Picture below taken at Mysore Ghat on my second visit with our cricket team, October 2000. They recently renamed it as Karnataka Ghat - see this image - web link: [Click] Instead of Gange Thalis, I brought the river water in plastic bottles.
Just in case we would not be able to make the trip to Benares in our lifetimes, we are symbolically 'sent' in the form of a ritual 'Kashi Yatra' in Hindu weddings. For a higher spiritual purpose the groom is given a 'final opportunity to leave before the bride enters'. He is asked if he would like to abandon worldly life and lead the life of an ascetic. The father of the bride requests the groom not to leave, but to stay and marry his daughter. This is taken from Devasthanam.
Both my grandfather and father could not make it in real life. This is a picture of my father "doing the Kashi Yatra" on his wedding day, 1956.
Decades later, it was my turn a few years before opportunity to tour presented itself.
'Kashi Yatre' means an arduous adventure. Kannada writer Triveni wrote a novel titled 'Kashi Yatre'. T.P.Kailasam jokes in one of his satirical works "to go in an iron boat to bring river Ganga in a mosquito net".
Visiting Kashi, bathing in River Ganga and performing rituals on its banks, for the propitiation of departed souls in the family esp. the forefathers at least once in the lifetime is a dream and wish of devout Hindus.
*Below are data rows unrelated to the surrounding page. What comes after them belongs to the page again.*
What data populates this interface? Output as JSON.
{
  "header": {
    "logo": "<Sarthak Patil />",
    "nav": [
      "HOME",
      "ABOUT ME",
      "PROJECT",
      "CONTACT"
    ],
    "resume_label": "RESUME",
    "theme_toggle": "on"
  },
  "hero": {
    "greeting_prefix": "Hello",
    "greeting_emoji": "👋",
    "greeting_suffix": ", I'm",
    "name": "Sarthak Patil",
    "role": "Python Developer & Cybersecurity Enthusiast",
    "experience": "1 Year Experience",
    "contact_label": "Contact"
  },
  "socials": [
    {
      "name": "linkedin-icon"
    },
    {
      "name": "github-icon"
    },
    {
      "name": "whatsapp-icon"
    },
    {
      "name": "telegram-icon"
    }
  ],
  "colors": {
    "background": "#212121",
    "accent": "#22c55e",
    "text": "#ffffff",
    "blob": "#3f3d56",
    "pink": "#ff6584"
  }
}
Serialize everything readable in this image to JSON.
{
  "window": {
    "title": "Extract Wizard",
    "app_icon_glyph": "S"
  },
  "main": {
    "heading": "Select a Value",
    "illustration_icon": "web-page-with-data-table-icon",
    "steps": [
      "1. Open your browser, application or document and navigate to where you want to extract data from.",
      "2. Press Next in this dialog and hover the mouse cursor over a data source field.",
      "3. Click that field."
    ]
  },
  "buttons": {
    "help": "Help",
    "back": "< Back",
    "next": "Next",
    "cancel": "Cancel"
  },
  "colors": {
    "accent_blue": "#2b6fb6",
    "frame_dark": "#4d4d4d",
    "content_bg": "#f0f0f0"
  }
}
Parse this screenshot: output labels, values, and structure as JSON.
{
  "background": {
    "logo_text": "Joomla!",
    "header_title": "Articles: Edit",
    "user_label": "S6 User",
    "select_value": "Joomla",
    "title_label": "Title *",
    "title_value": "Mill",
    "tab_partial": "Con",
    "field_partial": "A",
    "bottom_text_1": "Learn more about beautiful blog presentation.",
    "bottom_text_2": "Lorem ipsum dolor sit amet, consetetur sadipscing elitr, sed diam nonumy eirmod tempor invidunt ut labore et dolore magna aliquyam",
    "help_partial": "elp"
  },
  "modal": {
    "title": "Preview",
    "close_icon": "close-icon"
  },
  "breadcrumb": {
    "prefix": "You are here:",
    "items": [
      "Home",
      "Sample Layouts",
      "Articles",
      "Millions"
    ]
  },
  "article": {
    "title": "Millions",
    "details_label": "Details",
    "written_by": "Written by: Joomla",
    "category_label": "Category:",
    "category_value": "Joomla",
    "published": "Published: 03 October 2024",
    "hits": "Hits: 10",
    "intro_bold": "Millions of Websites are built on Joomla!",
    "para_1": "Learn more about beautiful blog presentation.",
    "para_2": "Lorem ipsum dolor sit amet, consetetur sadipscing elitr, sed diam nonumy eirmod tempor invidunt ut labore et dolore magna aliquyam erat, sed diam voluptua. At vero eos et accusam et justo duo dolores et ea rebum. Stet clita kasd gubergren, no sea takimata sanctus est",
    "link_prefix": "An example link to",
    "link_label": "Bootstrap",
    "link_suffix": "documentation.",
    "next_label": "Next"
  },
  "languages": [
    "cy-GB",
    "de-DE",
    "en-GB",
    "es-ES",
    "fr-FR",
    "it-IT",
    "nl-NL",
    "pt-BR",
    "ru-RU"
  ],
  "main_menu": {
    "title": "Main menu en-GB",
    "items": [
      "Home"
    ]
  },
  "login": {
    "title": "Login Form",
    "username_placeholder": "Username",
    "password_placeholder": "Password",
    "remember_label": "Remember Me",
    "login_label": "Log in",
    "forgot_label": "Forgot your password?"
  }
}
There have been many instances in ancient times when people had to walk the entire route to fulfill the wish/vow/dream and never returned home, esp. from the south. It is also believed that when a person dies in those places, the soul is liberated. Those who returned home safe were held in high esteem. 'That person has returned from Kashi.'!
Not so in present times, as access to places is much easier. Even then, only luck plays its part to allow or prevent a person from visiting!! That is the mystery of the place!